- What the task asks -
What lines in the data below mention the string "current"? Copy them out.

(Items from a data source)
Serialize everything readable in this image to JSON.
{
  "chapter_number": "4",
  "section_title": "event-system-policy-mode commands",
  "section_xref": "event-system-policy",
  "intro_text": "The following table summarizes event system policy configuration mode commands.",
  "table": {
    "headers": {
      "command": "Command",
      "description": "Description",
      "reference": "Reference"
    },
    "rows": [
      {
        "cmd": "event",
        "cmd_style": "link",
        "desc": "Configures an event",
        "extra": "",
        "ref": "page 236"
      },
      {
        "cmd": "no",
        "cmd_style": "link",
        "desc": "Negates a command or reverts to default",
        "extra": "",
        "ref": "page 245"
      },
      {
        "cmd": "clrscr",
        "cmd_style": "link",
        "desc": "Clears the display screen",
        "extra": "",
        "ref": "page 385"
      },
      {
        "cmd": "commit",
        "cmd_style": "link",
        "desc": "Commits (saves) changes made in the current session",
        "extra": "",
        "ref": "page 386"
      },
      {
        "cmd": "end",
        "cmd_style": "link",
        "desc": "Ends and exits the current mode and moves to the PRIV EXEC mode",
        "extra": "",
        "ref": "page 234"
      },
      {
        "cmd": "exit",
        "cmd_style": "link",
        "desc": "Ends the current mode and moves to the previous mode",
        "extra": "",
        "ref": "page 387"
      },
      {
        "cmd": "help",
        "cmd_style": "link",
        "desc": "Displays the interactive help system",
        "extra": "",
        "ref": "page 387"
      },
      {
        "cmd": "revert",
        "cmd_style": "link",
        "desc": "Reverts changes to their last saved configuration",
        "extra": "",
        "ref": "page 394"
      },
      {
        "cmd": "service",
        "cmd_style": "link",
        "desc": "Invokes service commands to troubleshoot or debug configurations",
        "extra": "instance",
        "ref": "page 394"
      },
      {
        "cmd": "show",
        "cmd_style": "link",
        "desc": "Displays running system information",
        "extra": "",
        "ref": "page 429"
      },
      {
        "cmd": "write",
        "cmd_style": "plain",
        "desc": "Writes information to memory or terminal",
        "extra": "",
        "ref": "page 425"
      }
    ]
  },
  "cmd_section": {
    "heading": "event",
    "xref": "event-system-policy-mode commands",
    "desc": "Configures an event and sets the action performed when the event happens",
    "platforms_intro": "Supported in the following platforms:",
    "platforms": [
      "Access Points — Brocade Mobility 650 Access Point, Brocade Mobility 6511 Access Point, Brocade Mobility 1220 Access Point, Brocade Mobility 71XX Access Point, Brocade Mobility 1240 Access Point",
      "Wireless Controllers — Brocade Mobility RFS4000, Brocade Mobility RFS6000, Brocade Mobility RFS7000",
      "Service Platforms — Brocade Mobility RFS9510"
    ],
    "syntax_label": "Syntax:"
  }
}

- Response -
        "desc": "Commits (saves) changes made in the current session",
        "desc": "Ends and exits the current mode and moves to the PRIV EXEC mode",
        "desc": "Ends the current mode and moves to the previous mode",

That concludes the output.